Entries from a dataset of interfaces
==*==

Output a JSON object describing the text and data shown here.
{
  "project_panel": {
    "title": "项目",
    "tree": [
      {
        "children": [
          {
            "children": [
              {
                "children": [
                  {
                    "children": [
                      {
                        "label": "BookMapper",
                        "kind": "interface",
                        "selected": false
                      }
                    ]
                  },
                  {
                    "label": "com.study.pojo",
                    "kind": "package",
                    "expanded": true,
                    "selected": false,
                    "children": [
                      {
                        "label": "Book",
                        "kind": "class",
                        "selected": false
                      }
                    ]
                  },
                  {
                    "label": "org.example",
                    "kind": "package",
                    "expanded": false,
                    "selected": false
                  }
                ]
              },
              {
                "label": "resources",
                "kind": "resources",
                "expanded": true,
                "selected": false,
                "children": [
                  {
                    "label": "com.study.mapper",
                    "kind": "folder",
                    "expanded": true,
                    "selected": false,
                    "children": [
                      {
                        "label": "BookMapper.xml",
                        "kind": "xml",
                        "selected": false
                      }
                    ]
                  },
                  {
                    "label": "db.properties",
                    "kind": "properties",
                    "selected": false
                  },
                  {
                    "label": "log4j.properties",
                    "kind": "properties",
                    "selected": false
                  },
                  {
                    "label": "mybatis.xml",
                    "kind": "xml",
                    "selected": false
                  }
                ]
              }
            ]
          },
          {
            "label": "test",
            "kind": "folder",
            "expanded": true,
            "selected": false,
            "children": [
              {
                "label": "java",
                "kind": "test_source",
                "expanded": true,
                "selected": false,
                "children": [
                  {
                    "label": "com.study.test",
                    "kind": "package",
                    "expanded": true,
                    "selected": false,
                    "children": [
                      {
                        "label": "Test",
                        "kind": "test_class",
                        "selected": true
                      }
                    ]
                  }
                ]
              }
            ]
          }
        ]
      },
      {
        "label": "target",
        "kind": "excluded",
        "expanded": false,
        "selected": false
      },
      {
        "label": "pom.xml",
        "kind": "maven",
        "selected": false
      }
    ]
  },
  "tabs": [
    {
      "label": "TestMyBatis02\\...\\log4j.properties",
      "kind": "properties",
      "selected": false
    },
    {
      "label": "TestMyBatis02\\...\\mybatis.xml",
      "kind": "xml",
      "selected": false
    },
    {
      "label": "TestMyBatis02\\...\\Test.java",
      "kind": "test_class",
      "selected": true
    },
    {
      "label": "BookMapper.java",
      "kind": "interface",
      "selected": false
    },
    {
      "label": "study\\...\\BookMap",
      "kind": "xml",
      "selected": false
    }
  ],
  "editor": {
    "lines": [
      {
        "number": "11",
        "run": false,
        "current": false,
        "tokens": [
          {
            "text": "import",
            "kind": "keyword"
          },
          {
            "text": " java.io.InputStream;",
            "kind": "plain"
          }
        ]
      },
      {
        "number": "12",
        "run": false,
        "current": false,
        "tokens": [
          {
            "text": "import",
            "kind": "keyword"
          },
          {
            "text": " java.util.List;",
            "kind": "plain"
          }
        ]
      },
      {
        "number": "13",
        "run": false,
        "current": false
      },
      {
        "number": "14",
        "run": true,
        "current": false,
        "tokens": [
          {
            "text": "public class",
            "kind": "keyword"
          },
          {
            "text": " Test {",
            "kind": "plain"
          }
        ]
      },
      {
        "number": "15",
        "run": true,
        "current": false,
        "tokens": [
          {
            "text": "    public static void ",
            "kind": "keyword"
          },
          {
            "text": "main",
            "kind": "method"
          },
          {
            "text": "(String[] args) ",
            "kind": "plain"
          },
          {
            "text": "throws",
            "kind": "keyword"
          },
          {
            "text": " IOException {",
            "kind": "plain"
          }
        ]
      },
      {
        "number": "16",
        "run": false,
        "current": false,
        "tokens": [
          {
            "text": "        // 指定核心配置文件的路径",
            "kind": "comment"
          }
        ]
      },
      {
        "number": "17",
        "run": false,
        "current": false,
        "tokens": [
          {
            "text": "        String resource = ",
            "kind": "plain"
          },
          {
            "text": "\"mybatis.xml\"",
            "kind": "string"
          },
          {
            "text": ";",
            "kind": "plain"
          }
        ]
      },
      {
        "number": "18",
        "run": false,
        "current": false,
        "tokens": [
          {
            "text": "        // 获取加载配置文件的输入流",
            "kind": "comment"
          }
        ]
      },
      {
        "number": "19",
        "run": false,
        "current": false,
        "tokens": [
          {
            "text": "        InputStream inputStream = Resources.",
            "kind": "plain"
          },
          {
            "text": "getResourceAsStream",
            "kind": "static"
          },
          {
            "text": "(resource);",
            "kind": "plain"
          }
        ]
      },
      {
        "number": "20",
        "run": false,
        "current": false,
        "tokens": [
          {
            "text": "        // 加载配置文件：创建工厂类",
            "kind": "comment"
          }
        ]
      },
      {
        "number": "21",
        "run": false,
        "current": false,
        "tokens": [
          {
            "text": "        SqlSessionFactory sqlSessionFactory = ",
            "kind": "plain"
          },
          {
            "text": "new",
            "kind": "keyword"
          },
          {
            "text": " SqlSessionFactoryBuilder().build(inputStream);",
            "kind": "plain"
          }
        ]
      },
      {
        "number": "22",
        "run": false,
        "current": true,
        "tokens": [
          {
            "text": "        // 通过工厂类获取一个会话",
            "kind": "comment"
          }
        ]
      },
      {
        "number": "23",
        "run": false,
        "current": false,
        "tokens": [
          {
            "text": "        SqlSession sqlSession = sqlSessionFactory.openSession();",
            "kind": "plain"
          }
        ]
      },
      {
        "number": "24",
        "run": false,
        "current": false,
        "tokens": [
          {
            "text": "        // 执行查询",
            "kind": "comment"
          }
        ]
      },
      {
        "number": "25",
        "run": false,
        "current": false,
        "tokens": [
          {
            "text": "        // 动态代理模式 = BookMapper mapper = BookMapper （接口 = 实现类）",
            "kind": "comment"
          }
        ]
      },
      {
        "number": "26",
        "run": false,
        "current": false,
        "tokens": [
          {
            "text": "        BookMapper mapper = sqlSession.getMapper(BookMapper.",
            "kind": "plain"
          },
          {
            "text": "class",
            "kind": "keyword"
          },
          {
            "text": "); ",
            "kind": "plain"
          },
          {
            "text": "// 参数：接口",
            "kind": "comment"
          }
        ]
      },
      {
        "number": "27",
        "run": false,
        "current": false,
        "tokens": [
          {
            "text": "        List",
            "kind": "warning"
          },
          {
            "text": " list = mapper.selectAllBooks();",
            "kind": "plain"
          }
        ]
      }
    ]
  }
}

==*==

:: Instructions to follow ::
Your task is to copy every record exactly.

:: Result of the task ::
Output a JSON object describing the text and data shown here.
{
  "project_panel": {
    "title": "项目",
    "tree": [
      {
        "children": [
          {
            "children": [
              {
                "children": [
                  {
                    "children": [
                      {
                        "label": "BookMapper",
                        "kind": "interface",
                        "selected": false
                      }
                    ]
                  },
                  {
                    "label": "com.study.pojo",
                    "kind": "package",
                    "expanded": true,
                    "selected": false,
                    "children": [
                      {
                        "label": "Book",
                        "kind": "class",
                        "selected": false
                      }
                    ]
                  },
                  {
                    "label": "org.example",
                    "kind": "package",
                    "expanded": false,
                    "selected": false
                  }
                ]
              },
              {
                "label": "resources",
                "kind": "resources",
                "expanded": true,
                "selected": false,
                "children": [
                  {
                    "label": "com.study.mapper",
                    "kind": "folder",
                    "expanded": true,
                    "selected": false,
                    "children": [
                      {
                        "label": "BookMapper.xml",
                        "kind": "xml",
                        "selected": false
                      }
                    ]
                  },
                  {
                    "label": "db.properties",
                    "kind": "properties",
                    "selected": false
                  },
                  {
                    "label": "log4j.properties",
                    "kind": "properties",
                    "selected": false
                  },
                  {
                    "label": "mybatis.xml",
                    "kind": "xml",
                    "selected": false
                  }
                ]
              }
            ]
          },
          {
            "label": "test",
            "kind": "folder",
            "expanded": true,
            "selected": false,
            "children": [
              {
                "label": "java",
                "kind": "test_source",
                "expanded": true,
                "selected": false,
                "children": [
                  {
                    "label": "com.study.test",
                    "kind": "package",
                    "expanded": true,
                    "selected": false,
                    "children": [
                      {
                        "label": "Test",
                        "kind": "test_class",
                        "selected": true
                      }
                    ]
                  }
                ]
              }
            ]
          }
        ]
      },
      {
        "label": "target",
        "kind": "excluded",
        "expanded": false,
        "selected": false
      },
      {
        "label": "pom.xml",
        "kind": "maven",
        "selected": false
      }
    ]
  },
  "tabs": [
    {
      "label": "TestMyBatis02\\...\\log4j.properties",
      "kind": "properties",
      "selected": false
    },
    {
      "label": "TestMyBatis02\\...\\mybatis.xml",
      "kind": "xml",
      "selected": false
    },
    {
      "label": "TestMyBatis02\\...\\Test.java",
      "kind": "test_class",
      "selected": true
    },
    {
      "label": "BookMapper.java",
      "kind": "interface",
      "selected": false
    },
    {
      "label": "study\\...\\BookMap",
      "kind": "xml",
      "selected": false
    }
  ],
  "editor": {
    "lines": [
      {
        "number": "11",
        "run": false,
        "current": false,
        "tokens": [
          {
            "text": "import",
            "kind": "keyword"
          },
          {
            "text": " java.io.InputStream;",
            "kind": "plain"
          }
        ]
      },
      {
        "number": "12",
        "run": false,
        "current": false,
        "tokens": [
          {
            "text": "import",
            "kind": "keyword"
          },
          {
            "text": " java.util.List;",
            "kind": "plain"
          }
        ]
      },
      {
        "number": "13",
        "run": false,
        "current": false
      },
      {
        "number": "14",
        "run": true,
        "current": false,
        "tokens": [
          {
            "text": "public class",
            "kind": "keyword"
          },
          {
            "text": " Test {",
            "kind": "plain"
          }
        ]
      },
      {
        "number": "15",
        "run": true,
        "current": false,
        "tokens": [
          {
            "text": "    public static void ",
            "kind": "keyword"
          },
          {
            "text": "main",
            "kind": "method"
          },
          {
            "text": "(String[] args) ",
            "kind": "plain"
          },
          {
            "text": "throws",
            "kind": "keyword"
          },
          {
            "text": " IOException {",
            "kind": "plain"
          }
        ]
      },
      {
        "number": "16",
        "run": false,
        "current": false,
        "tokens": [
          {
            "text": "        // 指定核心配置文件的路径",
            "kind": "comment"
          }
        ]
      },
      {
        "number": "17",
        "run": false,
        "current": false,
        "tokens": [
          {
            "text": "        String resource = ",
            "kind": "plain"
          },
          {
            "text": "\"mybatis.xml\"",
            "kind": "string"
          },
          {
            "text": ";",
            "kind": "plain"
          }
        ]
      },
      {
        "number": "18",
        "run": false,
        "current": false,
        "tokens": [
          {
            "text": "        // 获取加载配置文件的输入流",
            "kind": "comment"
          }
        ]
      },
      {
        "number": "19",
        "run": false,
        "current": false,
        "tokens": [
          {
            "text": "        InputStream inputStream = Resources.",
            "kind": "plain"
          },
          {
            "text": "getResourceAsStream",
            "kind": "static"
          },
          {
            "text": "(resource);",
            "kind": "plain"
          }
        ]
      },
      {
        "number": "20",
        "run": false,
        "current": false,
        "tokens": [
          {
            "text": "        // 加载配置文件：创建工厂类",
            "kind": "comment"
          }
        ]
      },
      {
        "number": "21",
        "run": false,
        "current": false,
        "tokens": [
          {
            "text": "        SqlSessionFactory sqlSessionFactory = ",
            "kind": "plain"
          },
          {
            "text": "new",
            "kind": "keyword"
          },
          {
            "text": " SqlSessionFactoryBuilder().build(inputStream);",
            "kind": "plain"
          }
        ]
      },
      {
        "number": "22",
        "run": false,
        "current": true,
        "tokens": [
          {
            "text": "        // 通过工厂类获取一个会话",
            "kind": "comment"
          }
        ]
      },
      {
        "number": "23",
        "run": false,
        "current": false,
        "tokens": [
          {
            "text": "        SqlSession sqlSession = sqlSessionFactory.openSession();",
            "kind": "plain"
          }
        ]
      },
      {
        "number": "24",
        "run": false,
        "current": false,
        "tokens": [
          {
            "text": "        // 执行查询",
            "kind": "comment"
          }
        ]
      },
      {
        "number": "25",
        "run": false,
        "current": false,
        "tokens": [
          {
            "text": "        // 动态代理模式 = BookMapper mapper = BookMapper （接口 = 实现类）",
            "kind": "comment"
          }
        ]
      },
      {
        "number": "26",
        "run": false,
        "current": false,
        "tokens": [
          {
            "text": "        BookMapper mapper = sqlSession.getMapper(BookMapper.",
            "kind": "plain"
          },
          {
            "text": "class",
            "kind": "keyword"
          },
          {
            "text": "); ",
            "kind": "plain"
          },
          {
            "text": "// 参数：接口",
            "kind": "comment"
          }
        ]
      },
      {
        "number": "27",
        "run": false,
        "current": false,
        "tokens": [
          {
            "text": "        List",
            "kind": "warning"
          },
          {
            "text": " list = mapper.selectAllBooks();",
            "kind": "plain"
          }
        ]
      }
    ]
  }
}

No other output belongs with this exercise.